Songs for Synesthetes

All songs are essentially songs for synesthetes, people whose sensory perceptions are crosswired in one way or another. (A popular book on the topic is called "The Man Who Tasted Shapes.") One form of this cross-wiring is the visualization of music - not necessarily in a manner that would be comparable to a music video, but something more akin to the alien data representation in the movie Predator. For me, this effect often presents itself during the hypnagogic and hypnopompic states, the transitional periods where one is "going into" or "pulling out of" sleep.*

Two songs for which this effect is most pronounced were covered in a single post a little more than two years ago: "Clocks" by Coldplay and "Maps" by the Yeah Yeah Yeahs. But thanks to the vicissitudes of the Internet and the predations of lawyers, the videos to which I originally linked are no longer available. Here are new versions which I hope will stick around for a while:

...OK, this first one isn't embeddable. Right-click on the image below to go to the video, or click here. You'll probably have to sit through an annoying commercial.

I first heard "Clocks" when I was in a friend's car in Ireland. The imagery the song first evoked was a dust storm on the far horizon of a broad, gray plain. Since then it has changed, and I now perceive the song as a sort of horizontal wheel, something like a Ferris Wheel on its side. The rotational period of the wheel corresponds to the time it takes to repeat the opening piano notes.

I'm not sure where or when I first heard "Maps", but I know where I was when it first hit me: I was driving my car along East Lackawanna Avenue in Olyphant, not far from where I work. When this song came on the radio it was like being hit in the head by a low-speed high-torque 3/4" auger bit that managed to penetrate my skull and then jammed, causing my entire body to rotate along with the bit lodged in my skull.

Interesting that both songs conjure up sensory information that corresponds to rotation. I wonder how common that is with musical / visual cross-wiring?

*This is the mnemonic I use to remember which state is which. Similarly, stalactites grow from the ceiling, and stalagmites are attached to the ground.

1 comment:

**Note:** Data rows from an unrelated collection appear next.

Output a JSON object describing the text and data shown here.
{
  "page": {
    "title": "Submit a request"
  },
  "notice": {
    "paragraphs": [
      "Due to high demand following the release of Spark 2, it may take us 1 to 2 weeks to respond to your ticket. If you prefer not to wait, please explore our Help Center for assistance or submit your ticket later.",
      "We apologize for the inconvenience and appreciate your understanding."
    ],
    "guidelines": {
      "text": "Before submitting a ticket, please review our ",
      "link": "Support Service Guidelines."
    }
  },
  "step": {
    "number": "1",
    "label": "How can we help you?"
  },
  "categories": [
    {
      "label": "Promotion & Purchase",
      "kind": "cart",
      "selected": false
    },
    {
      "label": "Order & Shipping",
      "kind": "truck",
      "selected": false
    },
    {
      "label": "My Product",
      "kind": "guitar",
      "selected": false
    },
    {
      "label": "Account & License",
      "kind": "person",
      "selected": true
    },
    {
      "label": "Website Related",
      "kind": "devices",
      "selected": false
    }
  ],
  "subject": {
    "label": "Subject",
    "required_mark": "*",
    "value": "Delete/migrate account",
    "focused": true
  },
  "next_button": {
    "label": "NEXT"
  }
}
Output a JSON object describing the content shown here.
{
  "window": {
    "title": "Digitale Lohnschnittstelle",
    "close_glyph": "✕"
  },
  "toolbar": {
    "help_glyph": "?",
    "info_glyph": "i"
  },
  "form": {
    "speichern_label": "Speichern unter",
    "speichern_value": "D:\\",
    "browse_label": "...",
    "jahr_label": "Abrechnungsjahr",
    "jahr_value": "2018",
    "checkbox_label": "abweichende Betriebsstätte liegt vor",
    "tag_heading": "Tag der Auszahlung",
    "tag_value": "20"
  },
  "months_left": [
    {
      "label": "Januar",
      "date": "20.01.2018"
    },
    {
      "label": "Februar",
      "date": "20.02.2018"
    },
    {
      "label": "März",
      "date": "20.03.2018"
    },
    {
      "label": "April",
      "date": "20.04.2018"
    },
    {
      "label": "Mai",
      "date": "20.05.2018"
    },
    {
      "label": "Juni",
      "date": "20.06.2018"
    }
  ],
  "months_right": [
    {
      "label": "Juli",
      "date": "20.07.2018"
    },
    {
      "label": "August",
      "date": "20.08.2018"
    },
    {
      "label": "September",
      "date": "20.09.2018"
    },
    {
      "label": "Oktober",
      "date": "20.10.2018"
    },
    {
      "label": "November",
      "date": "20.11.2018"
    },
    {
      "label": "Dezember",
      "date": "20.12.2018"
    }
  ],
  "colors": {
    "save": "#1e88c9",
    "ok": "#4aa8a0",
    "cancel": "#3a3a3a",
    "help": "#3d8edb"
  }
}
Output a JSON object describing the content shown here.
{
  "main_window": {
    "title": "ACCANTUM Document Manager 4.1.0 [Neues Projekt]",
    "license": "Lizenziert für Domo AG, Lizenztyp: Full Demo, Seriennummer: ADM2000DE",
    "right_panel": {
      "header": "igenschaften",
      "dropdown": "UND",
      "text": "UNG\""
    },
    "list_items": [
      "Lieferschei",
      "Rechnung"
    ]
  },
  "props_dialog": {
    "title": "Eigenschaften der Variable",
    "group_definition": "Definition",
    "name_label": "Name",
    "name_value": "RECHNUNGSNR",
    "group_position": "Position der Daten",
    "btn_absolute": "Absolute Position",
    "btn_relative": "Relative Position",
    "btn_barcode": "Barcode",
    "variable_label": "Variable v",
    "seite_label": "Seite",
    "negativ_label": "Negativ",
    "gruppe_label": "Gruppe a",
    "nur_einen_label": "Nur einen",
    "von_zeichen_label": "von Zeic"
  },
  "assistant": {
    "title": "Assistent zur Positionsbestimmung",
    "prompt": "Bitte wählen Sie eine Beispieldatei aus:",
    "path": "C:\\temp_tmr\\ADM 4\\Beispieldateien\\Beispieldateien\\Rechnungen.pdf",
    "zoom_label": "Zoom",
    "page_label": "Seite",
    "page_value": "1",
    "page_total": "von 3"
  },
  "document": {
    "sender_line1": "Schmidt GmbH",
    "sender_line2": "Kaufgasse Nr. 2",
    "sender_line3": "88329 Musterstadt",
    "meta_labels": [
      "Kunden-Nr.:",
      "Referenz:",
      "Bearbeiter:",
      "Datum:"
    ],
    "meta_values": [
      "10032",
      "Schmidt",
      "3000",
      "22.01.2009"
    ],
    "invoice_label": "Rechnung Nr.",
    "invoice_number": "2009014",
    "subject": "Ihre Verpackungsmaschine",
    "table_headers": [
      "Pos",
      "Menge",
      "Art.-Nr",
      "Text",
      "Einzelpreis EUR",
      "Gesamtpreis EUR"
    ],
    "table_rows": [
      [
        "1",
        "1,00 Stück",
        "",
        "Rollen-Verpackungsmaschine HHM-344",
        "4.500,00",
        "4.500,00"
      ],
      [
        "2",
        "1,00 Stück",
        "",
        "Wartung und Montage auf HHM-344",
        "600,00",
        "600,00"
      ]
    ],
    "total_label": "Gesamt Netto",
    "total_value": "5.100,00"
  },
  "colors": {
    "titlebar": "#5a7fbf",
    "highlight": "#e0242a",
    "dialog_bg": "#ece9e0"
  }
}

hedera said...

I must not be a synesthete. I listened to the Coldplay cut, and it's good music, but I don't get any unusual associations or images of great grey plains (except from your post!).